----- INFORMATION
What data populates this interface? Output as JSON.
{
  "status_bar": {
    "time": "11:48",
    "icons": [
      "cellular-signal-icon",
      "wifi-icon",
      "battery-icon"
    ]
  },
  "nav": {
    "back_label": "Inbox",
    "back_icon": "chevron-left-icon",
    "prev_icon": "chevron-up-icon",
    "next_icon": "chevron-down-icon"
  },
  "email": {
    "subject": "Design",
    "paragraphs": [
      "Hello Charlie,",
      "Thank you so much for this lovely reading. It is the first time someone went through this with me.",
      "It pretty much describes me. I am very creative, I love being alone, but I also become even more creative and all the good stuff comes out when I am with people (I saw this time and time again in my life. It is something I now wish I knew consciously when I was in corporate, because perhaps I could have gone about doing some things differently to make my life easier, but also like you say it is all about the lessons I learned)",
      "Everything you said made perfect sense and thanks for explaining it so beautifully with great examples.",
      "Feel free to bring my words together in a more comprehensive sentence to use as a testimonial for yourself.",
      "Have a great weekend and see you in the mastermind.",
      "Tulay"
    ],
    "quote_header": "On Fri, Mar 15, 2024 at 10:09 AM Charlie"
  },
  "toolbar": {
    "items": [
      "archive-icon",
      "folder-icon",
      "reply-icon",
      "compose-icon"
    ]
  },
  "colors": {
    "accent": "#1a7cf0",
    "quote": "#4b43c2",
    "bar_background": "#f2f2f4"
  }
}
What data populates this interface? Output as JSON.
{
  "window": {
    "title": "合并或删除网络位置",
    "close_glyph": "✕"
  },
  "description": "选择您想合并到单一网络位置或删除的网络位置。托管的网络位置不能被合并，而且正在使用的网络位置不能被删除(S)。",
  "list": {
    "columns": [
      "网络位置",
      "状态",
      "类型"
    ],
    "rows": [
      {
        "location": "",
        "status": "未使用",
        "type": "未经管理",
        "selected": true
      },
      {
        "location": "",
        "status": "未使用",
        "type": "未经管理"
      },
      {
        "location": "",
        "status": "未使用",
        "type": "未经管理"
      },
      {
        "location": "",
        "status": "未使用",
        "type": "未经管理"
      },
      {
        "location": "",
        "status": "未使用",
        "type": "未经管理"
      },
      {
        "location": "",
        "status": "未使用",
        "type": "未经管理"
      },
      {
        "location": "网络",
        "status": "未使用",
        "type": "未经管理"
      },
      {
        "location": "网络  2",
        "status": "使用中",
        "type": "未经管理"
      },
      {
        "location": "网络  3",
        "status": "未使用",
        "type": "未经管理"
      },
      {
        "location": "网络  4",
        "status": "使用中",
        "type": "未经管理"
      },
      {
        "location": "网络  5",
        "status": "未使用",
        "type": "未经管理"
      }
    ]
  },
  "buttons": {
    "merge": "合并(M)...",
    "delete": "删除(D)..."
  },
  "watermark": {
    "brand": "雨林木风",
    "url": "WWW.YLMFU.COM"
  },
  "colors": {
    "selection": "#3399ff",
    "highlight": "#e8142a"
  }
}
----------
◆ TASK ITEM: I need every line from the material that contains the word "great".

◆ ANSWER FOR THE TASK:
      "Everything you said made perfect sense and thanks for explaining it so beautifully with great examples.",
      "Have a great weekend and see you in the mastermind.",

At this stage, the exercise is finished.